Since the beginning of the pandemic, we have been confronted by two viruses: COVID-19 and, in its wake, the rampant spread of online hate.
As much of the world has been forced indoors, our time on the internet using social media has increased, which has advantages. We have found new ways to engage, stay in touch with our loved ones, and maintain and transform our connections to our workplaces and the world.
But the same technologies that have allowed us to keep connected have also served as springboards for the spread of online hate and conspiracy theories, which form the perfect Venn diagram of antisemitism. Since the pandemic broke, we have witnessed the emergence of ludicrous conspiracy theories accusing Jews of being responsible for the spread of COVID-19 or of profiting from the havoc. As a community that has consistently encouraged compliance with public health measures, we may be tempted to dismiss these outlandish conspiracy theories as nonsense. It is a type of nonsense, however, that spreads quickly and remains a cause for great concern.

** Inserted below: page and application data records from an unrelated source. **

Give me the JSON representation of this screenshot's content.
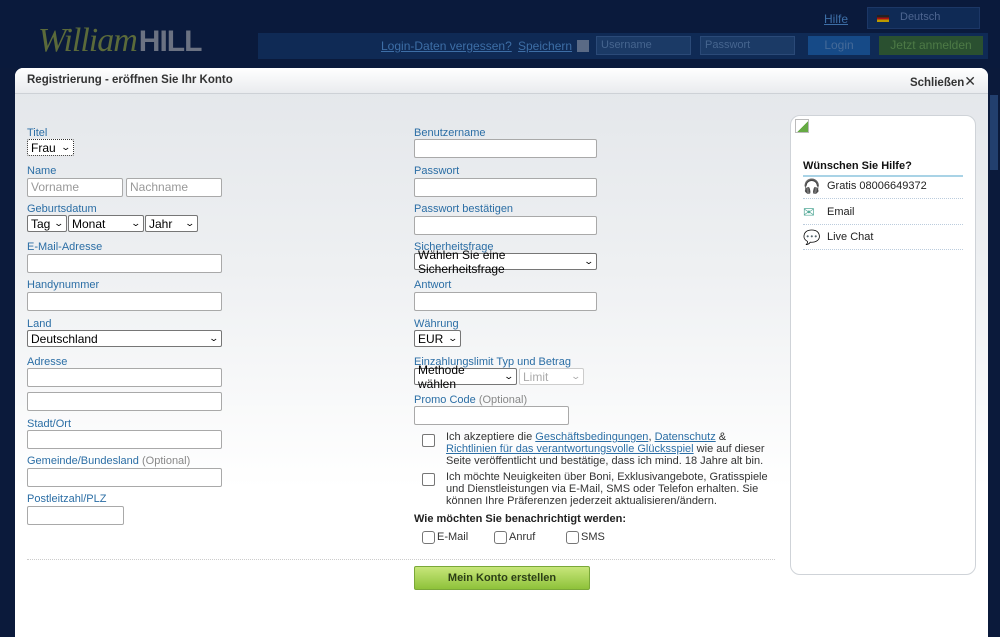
{
  "header": {
    "logo_script": "William",
    "logo_bold": "HILL",
    "help": "Hilfe",
    "language": "Deutsch",
    "forgot": "Login-Daten vergessen?",
    "remember": "Speichern",
    "username_placeholder": "Username",
    "password_placeholder": "Passwort",
    "login": "Login",
    "join": "Jetzt anmelden"
  },
  "modal": {
    "title": "Registrierung - eröffnen Sie Ihr Konto",
    "close": "Schließen",
    "close_icon": "close-x"
  },
  "left": {
    "title_label": "Titel",
    "title_value": "Frau",
    "name_label": "Name",
    "first_placeholder": "Vorname",
    "last_placeholder": "Nachname",
    "dob_label": "Geburtsdatum",
    "day": "Tag",
    "month": "Monat",
    "year": "Jahr",
    "email_label": "E-Mail-Adresse",
    "mobile_label": "Handynummer",
    "country_label": "Land",
    "country_value": "Deutschland",
    "address_label": "Adresse",
    "city_label": "Stadt/Ort",
    "state_label": "Gemeinde/Bundesland",
    "state_optional": "(Optional)",
    "zip_label": "Postleitzahl/PLZ"
  },
  "right": {
    "username_label": "Benutzername",
    "password_label": "Passwort",
    "confirm_label": "Passwort bestätigen",
    "question_label": "Sicherheitsfrage",
    "question_value": "Wählen Sie eine Sicherheitsfrage",
    "answer_label": "Antwort",
    "currency_label": "Währung",
    "currency_value": "EUR",
    "limit_label": "Einzahlungslimit Typ und Betrag",
    "limit_method": "Methode wählen",
    "limit_amount": "Limit",
    "promo_label": "Promo Code",
    "promo_optional": "(Optional)",
    "terms_pre": "Ich akzeptiere die ",
    "terms_link1": "Geschäftsbedingungen",
    "terms_sep1": ", ",
    "terms_link2": "Datenschutz",
    "terms_sep2": " & ",
    "terms_link3": "Richtlinien für das verantwortungsvolle Glücksspiel",
    "terms_post": " wie auf dieser Seite veröffentlicht und bestätige, dass ich mind. 18 Jahre alt bin.",
    "news": "Ich möchte Neuigkeiten über Boni, Exklusivangebote, Gratisspiele und Dienstleistungen via E-Mail, SMS oder Telefon erhalten. Sie können Ihre Präferenzen jederzeit aktualisieren/ändern.",
    "notify_label": "Wie möchten Sie benachrichtigt werden:",
    "notify_email": "E-Mail",
    "notify_call": "Anruf",
    "notify_sms": "SMS",
    "submit": "Mein Konto erstellen"
  },
  "help": {
    "title": "Wünschen Sie Hilfe?",
    "phone": "Gratis 08006649372",
    "email": "Email",
    "chat": "Live Chat"
  },
  "colors": {
    "label": "#2b6ea5",
    "submit": "#8ec23a",
    "background": "#0b1a3b"
  }
}
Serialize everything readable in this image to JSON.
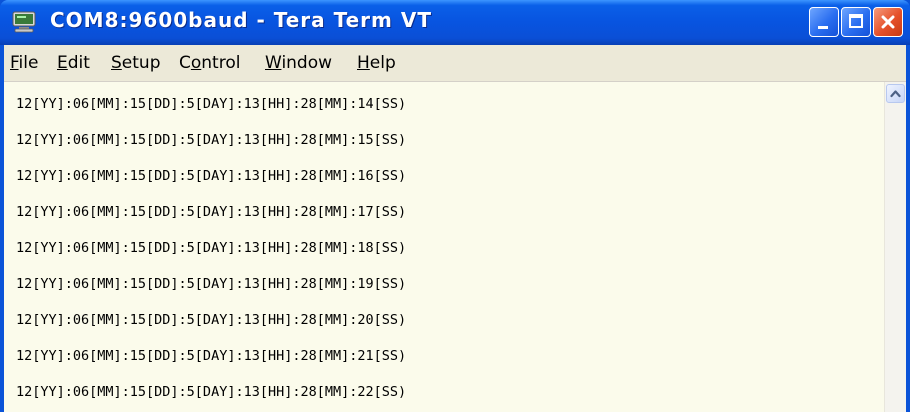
{
  "window": {
    "title": "COM8:9600baud - Tera Term VT",
    "app_icon": "tera-term-icon",
    "controls": {
      "minimize_icon": "minimize-icon",
      "maximize_icon": "maximize-icon",
      "close_icon": "close-icon"
    }
  },
  "menu": {
    "items": [
      {
        "label": "File",
        "accel": "F",
        "rest": "ile"
      },
      {
        "label": "Edit",
        "accel": "E",
        "rest": "dit"
      },
      {
        "label": "Setup",
        "accel": "S",
        "rest": "etup"
      },
      {
        "label": "Control",
        "pre": "C",
        "accel": "o",
        "rest": "ntrol"
      },
      {
        "label": "Window",
        "accel": "W",
        "rest": "indow"
      },
      {
        "label": "Help",
        "accel": "H",
        "rest": "elp"
      }
    ]
  },
  "terminal": {
    "background": "#fbfbeb",
    "lines": [
      "12[YY]:06[MM]:15[DD]:5[DAY]:13[HH]:28[MM]:14[SS)",
      "12[YY]:06[MM]:15[DD]:5[DAY]:13[HH]:28[MM]:15[SS)",
      "12[YY]:06[MM]:15[DD]:5[DAY]:13[HH]:28[MM]:16[SS)",
      "12[YY]:06[MM]:15[DD]:5[DAY]:13[HH]:28[MM]:17[SS)",
      "12[YY]:06[MM]:15[DD]:5[DAY]:13[HH]:28[MM]:18[SS)",
      "12[YY]:06[MM]:15[DD]:5[DAY]:13[HH]:28[MM]:19[SS)",
      "12[YY]:06[MM]:15[DD]:5[DAY]:13[HH]:28[MM]:20[SS)",
      "12[YY]:06[MM]:15[DD]:5[DAY]:13[HH]:28[MM]:21[SS)",
      "12[YY]:06[MM]:15[DD]:5[DAY]:13[HH]:28[MM]:22[SS)"
    ]
  },
  "scrollbar": {
    "up_icon": "scroll-up-arrow-icon"
  }
}
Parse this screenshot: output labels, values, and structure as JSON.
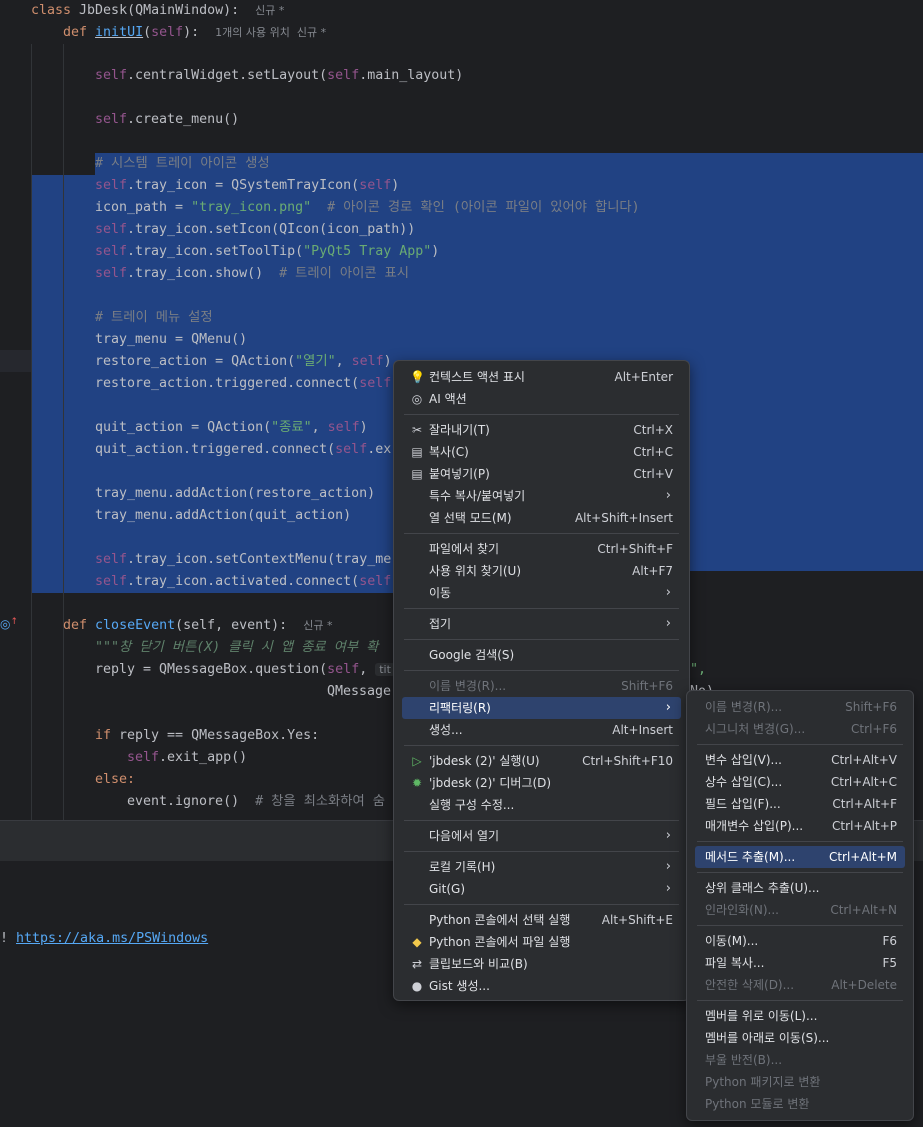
{
  "colors": {
    "selection": "#214283",
    "menu_bg": "#2b2d30",
    "menu_highlight": "#2e436e",
    "keyword": "#cf8e6d",
    "self": "#94558d",
    "string": "#6aab73",
    "function": "#56a8f5",
    "comment": "#7a7e85"
  },
  "code": {
    "l_class": {
      "kw": "class",
      "name": " JbDesk(QMainWindow):",
      "hint": "신규 *"
    },
    "l_def_init": {
      "kw": "def",
      "name": "initUI",
      "args_open": "(",
      "self": "self",
      "args_close": "):",
      "hint": "1개의 사용 위치  신규 *"
    },
    "l_setlayout": {
      "self1": "self",
      "t1": ".centralWidget.setLayout(",
      "self2": "self",
      "t2": ".main_layout)"
    },
    "l_create_menu": {
      "self": "self",
      "t": ".create_menu()"
    },
    "l_cmt1": "# 시스템 트레이 아이콘 생성",
    "l_tray_icon": {
      "self1": "self",
      "t1": ".tray_icon = QSystemTrayIcon(",
      "self2": "self",
      "t2": ")"
    },
    "l_icon_path": {
      "t1": "icon_path = ",
      "str": "\"tray_icon.png\"",
      "cmt": "  # 아이콘 경로 확인 (아이콘 파일이 있어야 합니다)"
    },
    "l_seticon": {
      "self": "self",
      "t": ".tray_icon.setIcon(QIcon(icon_path))"
    },
    "l_settooltip": {
      "self": "self",
      "t1": ".tray_icon.setToolTip(",
      "str": "\"PyQt5 Tray App\"",
      "t2": ")"
    },
    "l_show": {
      "self": "self",
      "t": ".tray_icon.show()",
      "cmt": "  # 트레이 아이콘 표시"
    },
    "l_cmt2": "# 트레이 메뉴 설정",
    "l_tray_menu": "tray_menu = QMenu()",
    "l_restore_action": {
      "t1": "restore_action = QAction(",
      "str": "\"열기\"",
      "t2": ", ",
      "self": "self",
      "t3": ")"
    },
    "l_restore_conn": {
      "t1": "restore_action.triggered.connect(",
      "self": "self"
    },
    "l_quit_action": {
      "t1": "quit_action = QAction(",
      "str": "\"종료\"",
      "t2": ", ",
      "self": "self",
      "t3": ")"
    },
    "l_quit_conn": {
      "t1": "quit_action.triggered.connect(",
      "self": "self",
      "t2": ".ex"
    },
    "l_add_restore": "tray_menu.addAction(restore_action)",
    "l_add_quit": "tray_menu.addAction(quit_action)",
    "l_setcontext": {
      "self": "self",
      "t": ".tray_icon.setContextMenu(tray_me"
    },
    "l_activated": {
      "self": "self",
      "t1": ".tray_icon.activated.connect(",
      "self2": "self"
    },
    "l_def_close": {
      "kw": "def",
      "name": "closeEvent",
      "args": "(self, event):",
      "hint": "신규 *"
    },
    "l_doc": "\"\"\"창 닫기 버튼(X) 클릭 시 앱 종료 여부 확",
    "l_reply": {
      "t1": "reply = QMessageBox.question(",
      "self": "self",
      "t2": ", ",
      "param_hint": "tit",
      "tail": "\","
    },
    "l_qmessage": {
      "t": "QMessage",
      "tail": "No)"
    },
    "l_if": {
      "kw": "if",
      "t": " reply == QMessageBox.Yes:"
    },
    "l_exit": {
      "self": "self",
      "t": ".exit_app()"
    },
    "l_else": "else:",
    "l_ignore": {
      "t": "event.ignore()",
      "cmt": "  # 창을 최소화하여 숨"
    }
  },
  "terminal": {
    "prefix": "! ",
    "link": "https://aka.ms/PSWindows"
  },
  "context_menu": {
    "items": [
      {
        "icon": "💡",
        "icon_name": "bulb-icon",
        "label": "컨텍스트 액션 표시",
        "shortcut": "Alt+Enter"
      },
      {
        "icon": "◎",
        "icon_name": "ai-icon",
        "label": "AI 액션",
        "shortcut": ""
      },
      {
        "sep": true
      },
      {
        "icon": "✂",
        "icon_name": "scissors-icon",
        "label": "잘라내기(T)",
        "shortcut": "Ctrl+X"
      },
      {
        "icon": "▤",
        "icon_name": "copy-icon",
        "label": "복사(C)",
        "shortcut": "Ctrl+C"
      },
      {
        "icon": "▤",
        "icon_name": "paste-icon",
        "label": "붙여넣기(P)",
        "shortcut": "Ctrl+V"
      },
      {
        "icon": "",
        "label": "특수 복사/붙여넣기",
        "shortcut": "",
        "submenu": true
      },
      {
        "icon": "",
        "label": "열 선택 모드(M)",
        "shortcut": "Alt+Shift+Insert"
      },
      {
        "sep": true
      },
      {
        "icon": "",
        "label": "파일에서 찾기",
        "shortcut": "Ctrl+Shift+F"
      },
      {
        "icon": "",
        "label": "사용 위치 찾기(U)",
        "shortcut": "Alt+F7"
      },
      {
        "icon": "",
        "label": "이동",
        "shortcut": "",
        "submenu": true
      },
      {
        "sep": true
      },
      {
        "icon": "",
        "label": "접기",
        "shortcut": "",
        "submenu": true
      },
      {
        "sep": true
      },
      {
        "icon": "",
        "label": "Google 검색(S)",
        "shortcut": ""
      },
      {
        "sep": true
      },
      {
        "icon": "",
        "label": "이름 변경(R)...",
        "shortcut": "Shift+F6",
        "disabled": true
      },
      {
        "icon": "",
        "label": "리팩터링(R)",
        "shortcut": "",
        "submenu": true,
        "highlight": true
      },
      {
        "icon": "",
        "label": "생성...",
        "shortcut": "Alt+Insert"
      },
      {
        "sep": true
      },
      {
        "icon": "▷",
        "icon_name": "run-icon",
        "label": "'jbdesk (2)' 실행(U)",
        "shortcut": "Ctrl+Shift+F10",
        "color": "#5fb865"
      },
      {
        "icon": "✹",
        "icon_name": "debug-icon",
        "label": "'jbdesk (2)' 디버그(D)",
        "shortcut": "",
        "color": "#5fb865"
      },
      {
        "icon": "",
        "label": "실행 구성 수정...",
        "shortcut": ""
      },
      {
        "sep": true
      },
      {
        "icon": "",
        "label": "다음에서 열기",
        "shortcut": "",
        "submenu": true
      },
      {
        "sep": true
      },
      {
        "icon": "",
        "label": "로컬 기록(H)",
        "shortcut": "",
        "submenu": true
      },
      {
        "icon": "",
        "label": "Git(G)",
        "shortcut": "",
        "submenu": true
      },
      {
        "sep": true
      },
      {
        "icon": "",
        "label": "Python 콘솔에서 선택 실행",
        "shortcut": "Alt+Shift+E"
      },
      {
        "icon": "◆",
        "icon_name": "python-icon",
        "label": "Python 콘솔에서 파일 실행",
        "shortcut": "",
        "color": "#f2c94c"
      },
      {
        "icon": "⇄",
        "icon_name": "compare-clipboard-icon",
        "label": "클립보드와 비교(B)",
        "shortcut": ""
      },
      {
        "icon": "●",
        "icon_name": "github-icon",
        "label": "Gist 생성...",
        "shortcut": ""
      }
    ]
  },
  "refactor_submenu": {
    "items": [
      {
        "label": "이름 변경(R)...",
        "shortcut": "Shift+F6",
        "disabled": true
      },
      {
        "label": "시그니처 변경(G)...",
        "shortcut": "Ctrl+F6",
        "disabled": true
      },
      {
        "sep": true
      },
      {
        "label": "변수 삽입(V)...",
        "shortcut": "Ctrl+Alt+V"
      },
      {
        "label": "상수 삽입(C)...",
        "shortcut": "Ctrl+Alt+C"
      },
      {
        "label": "필드 삽입(F)...",
        "shortcut": "Ctrl+Alt+F"
      },
      {
        "label": "매개변수 삽입(P)...",
        "shortcut": "Ctrl+Alt+P"
      },
      {
        "sep": true
      },
      {
        "label": "메서드 추출(M)...",
        "shortcut": "Ctrl+Alt+M",
        "highlight": true
      },
      {
        "sep": true
      },
      {
        "label": "상위 클래스 추출(U)...",
        "shortcut": ""
      },
      {
        "label": "인라인화(N)...",
        "shortcut": "Ctrl+Alt+N",
        "disabled": true
      },
      {
        "sep": true
      },
      {
        "label": "이동(M)...",
        "shortcut": "F6"
      },
      {
        "label": "파일 복사...",
        "shortcut": "F5"
      },
      {
        "label": "안전한 삭제(D)...",
        "shortcut": "Alt+Delete",
        "disabled": true
      },
      {
        "sep": true
      },
      {
        "label": "멤버를 위로 이동(L)...",
        "shortcut": ""
      },
      {
        "label": "멤버를 아래로 이동(S)...",
        "shortcut": ""
      },
      {
        "label": "부울 반전(B)...",
        "shortcut": "",
        "disabled": true
      },
      {
        "label": "Python 패키지로 변환",
        "shortcut": "",
        "disabled": true
      },
      {
        "label": "Python 모듈로 변환",
        "shortcut": "",
        "disabled": true
      }
    ]
  }
}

Recent history has taught us that what begins online as the absurd mutterings of a few haters can, and too often does, turn into real-world violence. What we witnessed in Pittsburgh, Christchurch and Halle can certainly happen again. The threat is even greater today because people are spending more time online while also under considerable financial and emotional stress, a combination that makes people even more susceptible to messages hate-mongers are peddling.
Curbing online hate has been a priority for the Jewish community – and, therefore, for the Centre for Israel and Jewish Affairs – for nearly a decade. Since the beginning of the pandemic, we have remained on high alert, monitoring the emergence of antisemitic and hateful activity and bringing it to the attention of law enforcement and social media platforms.
Recently, we launched Stop the Transmission! (cija.ca/stop-the-transmission), a campaign powered by CIJA and funded by Canadian Heritage through the Anti-Racism Action Program. The campaign has provided practical tools and tips to hundreds of thousands of Canadians to identify and slow the spread of conspiracy theories, misinformation and deliberate disinformation.
We have also engaged directly with social media giants and are proud to have collaborated with our colleagues at the World Jewish Congress to urge Facebook to ban Holocaust denial, one of the most pernicious forms of Jew-hatred, from their platform, an action they took earlier this year.
We continue to call on social media companies to adopt the International Holocaust Remembrance Alliance definition of antisemitism, the most widely accepted definition in use today, including by the Government of Canada, who adopted it as formal policy in its 2019 Anti-Racism Strategy. In response to the global collective effort of our community, Facebook’s chief operating officer, Sheryl Sandberg, said “the IHRA’s working definition of antisemitism has been invaluable – both in informing our own approach,” and that Facebook would “continue to refine” its “policy lines as speech and society evolve.”
A continuing aspect of our work is advocating for governments to advance policies to address online hate directly. Federally, we continue our call for a national strategy on online hate that includes clear, harmonized and uniform regulations that apply to platforms and providers operating in Canada, as well as an independent regulator to enforce them. You can help by visiting notonmyfeed.ca and taking action.
CIJA is also working with Canadian Heritage to host the Action Summit to Combat Online Hate, scheduled for April 14-15. You can pre-register at cija.ca/action-summit. The summit will feature discussions with experts, law enforcement, industry leaders and community groups like ours. The goals are to create greater understanding of the issue and develop concrete actions to address it.
Even once the pandemic is over, our migration to the digital world will endure. We, therefore, must stay committed and united in our efforts to combat antisemitism and other forms of hatred online.
Judy Zelikovitz is vice-president, university and local partner services, at the Centre for Israel and Jewish Affairs.